Task item
In which lines of the data does the string "document" appear? Copy every one.

Provided data
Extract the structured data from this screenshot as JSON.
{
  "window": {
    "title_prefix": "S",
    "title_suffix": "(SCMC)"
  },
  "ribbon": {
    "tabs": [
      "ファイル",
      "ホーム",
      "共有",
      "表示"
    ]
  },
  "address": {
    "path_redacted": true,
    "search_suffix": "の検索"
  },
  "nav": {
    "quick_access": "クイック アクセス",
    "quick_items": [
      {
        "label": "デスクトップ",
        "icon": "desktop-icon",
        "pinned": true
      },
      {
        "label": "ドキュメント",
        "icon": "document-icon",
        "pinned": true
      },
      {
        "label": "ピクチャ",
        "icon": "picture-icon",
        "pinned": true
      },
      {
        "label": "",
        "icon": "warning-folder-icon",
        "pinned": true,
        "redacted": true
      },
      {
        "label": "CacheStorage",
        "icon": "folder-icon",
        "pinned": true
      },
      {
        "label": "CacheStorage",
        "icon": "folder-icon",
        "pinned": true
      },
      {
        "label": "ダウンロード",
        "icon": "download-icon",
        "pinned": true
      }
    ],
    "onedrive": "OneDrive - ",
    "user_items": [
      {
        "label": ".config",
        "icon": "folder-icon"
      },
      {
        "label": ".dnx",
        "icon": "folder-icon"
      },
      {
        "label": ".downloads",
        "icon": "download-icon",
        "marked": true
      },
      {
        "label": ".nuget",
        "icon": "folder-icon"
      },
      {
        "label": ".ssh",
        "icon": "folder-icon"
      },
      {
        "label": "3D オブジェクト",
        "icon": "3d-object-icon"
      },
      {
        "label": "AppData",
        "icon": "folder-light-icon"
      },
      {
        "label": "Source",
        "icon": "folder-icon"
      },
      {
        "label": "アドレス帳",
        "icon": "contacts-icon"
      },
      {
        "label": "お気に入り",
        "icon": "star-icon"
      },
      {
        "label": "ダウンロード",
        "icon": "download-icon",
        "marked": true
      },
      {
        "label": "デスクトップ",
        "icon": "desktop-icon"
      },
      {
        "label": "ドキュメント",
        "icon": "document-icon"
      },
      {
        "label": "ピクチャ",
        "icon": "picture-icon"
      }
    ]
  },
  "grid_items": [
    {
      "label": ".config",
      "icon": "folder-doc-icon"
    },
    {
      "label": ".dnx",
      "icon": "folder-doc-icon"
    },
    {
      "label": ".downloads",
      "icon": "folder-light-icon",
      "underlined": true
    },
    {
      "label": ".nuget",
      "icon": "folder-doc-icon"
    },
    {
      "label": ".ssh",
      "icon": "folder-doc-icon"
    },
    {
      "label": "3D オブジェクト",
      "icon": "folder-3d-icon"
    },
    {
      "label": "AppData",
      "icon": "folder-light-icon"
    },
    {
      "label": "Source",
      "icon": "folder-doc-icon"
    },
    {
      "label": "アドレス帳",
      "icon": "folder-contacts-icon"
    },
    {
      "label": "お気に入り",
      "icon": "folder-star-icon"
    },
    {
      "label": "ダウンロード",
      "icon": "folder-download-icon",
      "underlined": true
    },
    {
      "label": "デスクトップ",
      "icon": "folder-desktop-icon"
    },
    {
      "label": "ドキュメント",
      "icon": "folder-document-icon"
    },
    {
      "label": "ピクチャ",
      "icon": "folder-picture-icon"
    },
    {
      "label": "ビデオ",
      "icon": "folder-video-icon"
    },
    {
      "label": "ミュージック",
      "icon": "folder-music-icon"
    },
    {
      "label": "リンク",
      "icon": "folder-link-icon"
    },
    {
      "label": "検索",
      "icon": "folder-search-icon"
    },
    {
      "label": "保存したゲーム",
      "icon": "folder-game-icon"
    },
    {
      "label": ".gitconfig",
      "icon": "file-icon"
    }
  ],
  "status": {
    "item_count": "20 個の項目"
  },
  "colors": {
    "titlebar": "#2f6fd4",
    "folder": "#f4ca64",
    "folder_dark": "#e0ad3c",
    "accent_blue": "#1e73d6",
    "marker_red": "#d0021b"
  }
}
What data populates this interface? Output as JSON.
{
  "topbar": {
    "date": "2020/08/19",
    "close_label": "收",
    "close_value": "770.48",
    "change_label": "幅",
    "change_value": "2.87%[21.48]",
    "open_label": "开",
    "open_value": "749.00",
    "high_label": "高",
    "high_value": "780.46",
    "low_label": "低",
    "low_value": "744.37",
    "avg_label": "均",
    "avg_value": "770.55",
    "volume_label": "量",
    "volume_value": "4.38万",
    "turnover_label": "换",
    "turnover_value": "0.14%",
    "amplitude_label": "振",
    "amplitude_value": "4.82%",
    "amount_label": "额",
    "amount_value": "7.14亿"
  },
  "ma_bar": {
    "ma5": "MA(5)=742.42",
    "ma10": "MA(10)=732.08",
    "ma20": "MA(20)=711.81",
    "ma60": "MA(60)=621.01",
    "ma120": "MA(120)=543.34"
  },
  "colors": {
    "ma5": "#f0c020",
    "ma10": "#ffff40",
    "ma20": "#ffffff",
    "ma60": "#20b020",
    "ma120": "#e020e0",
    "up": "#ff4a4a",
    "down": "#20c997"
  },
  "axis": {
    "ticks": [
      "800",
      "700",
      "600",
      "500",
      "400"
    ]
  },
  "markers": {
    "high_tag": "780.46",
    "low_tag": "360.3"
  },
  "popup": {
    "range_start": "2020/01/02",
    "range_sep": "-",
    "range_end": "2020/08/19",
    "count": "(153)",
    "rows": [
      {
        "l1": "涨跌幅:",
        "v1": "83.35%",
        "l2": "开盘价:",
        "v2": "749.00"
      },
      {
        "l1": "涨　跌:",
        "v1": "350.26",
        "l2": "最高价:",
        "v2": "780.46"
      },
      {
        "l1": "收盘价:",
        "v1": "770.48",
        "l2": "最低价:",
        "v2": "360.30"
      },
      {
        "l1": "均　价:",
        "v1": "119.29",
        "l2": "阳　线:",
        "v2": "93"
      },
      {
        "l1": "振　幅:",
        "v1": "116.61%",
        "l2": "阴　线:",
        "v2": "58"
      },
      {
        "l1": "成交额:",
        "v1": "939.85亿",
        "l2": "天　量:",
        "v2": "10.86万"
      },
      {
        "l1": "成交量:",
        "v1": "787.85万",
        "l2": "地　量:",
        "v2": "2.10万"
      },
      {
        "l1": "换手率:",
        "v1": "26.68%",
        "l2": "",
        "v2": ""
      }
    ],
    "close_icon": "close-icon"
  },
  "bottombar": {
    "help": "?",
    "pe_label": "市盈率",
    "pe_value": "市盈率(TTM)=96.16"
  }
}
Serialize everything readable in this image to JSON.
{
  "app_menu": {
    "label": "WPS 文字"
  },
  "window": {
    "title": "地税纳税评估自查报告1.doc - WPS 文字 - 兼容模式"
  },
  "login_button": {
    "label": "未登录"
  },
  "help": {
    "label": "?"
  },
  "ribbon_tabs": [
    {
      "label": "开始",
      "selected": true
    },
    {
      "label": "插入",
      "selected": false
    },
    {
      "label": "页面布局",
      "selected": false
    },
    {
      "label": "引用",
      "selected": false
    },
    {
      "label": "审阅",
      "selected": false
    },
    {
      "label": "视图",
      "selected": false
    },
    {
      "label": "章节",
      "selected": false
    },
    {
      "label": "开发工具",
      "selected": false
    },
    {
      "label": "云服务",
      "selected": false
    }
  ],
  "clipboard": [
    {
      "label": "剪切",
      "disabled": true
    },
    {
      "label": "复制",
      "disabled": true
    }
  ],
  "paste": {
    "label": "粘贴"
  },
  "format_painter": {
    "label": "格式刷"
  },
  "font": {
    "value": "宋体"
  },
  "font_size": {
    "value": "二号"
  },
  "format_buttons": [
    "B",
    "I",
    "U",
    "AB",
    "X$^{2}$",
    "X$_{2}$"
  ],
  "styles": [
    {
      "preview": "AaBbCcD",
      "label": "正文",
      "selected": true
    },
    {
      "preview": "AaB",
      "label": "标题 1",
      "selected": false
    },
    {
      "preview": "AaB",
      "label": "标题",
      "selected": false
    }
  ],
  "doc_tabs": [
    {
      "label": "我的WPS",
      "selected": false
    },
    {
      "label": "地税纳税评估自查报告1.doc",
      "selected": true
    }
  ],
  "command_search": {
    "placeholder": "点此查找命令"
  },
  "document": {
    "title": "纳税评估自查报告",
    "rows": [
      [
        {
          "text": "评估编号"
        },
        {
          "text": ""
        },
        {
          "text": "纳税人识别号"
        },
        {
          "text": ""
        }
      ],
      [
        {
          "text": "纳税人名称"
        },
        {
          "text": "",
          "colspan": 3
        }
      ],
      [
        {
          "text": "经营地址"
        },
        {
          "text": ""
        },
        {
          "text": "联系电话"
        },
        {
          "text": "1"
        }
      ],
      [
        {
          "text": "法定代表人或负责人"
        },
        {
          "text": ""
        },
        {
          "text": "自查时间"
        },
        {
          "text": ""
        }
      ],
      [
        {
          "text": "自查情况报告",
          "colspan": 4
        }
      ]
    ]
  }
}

Response
        "icon": "document-icon",
        "icon": "document-icon"
      "icon": "folder-document-icon"
  "document": {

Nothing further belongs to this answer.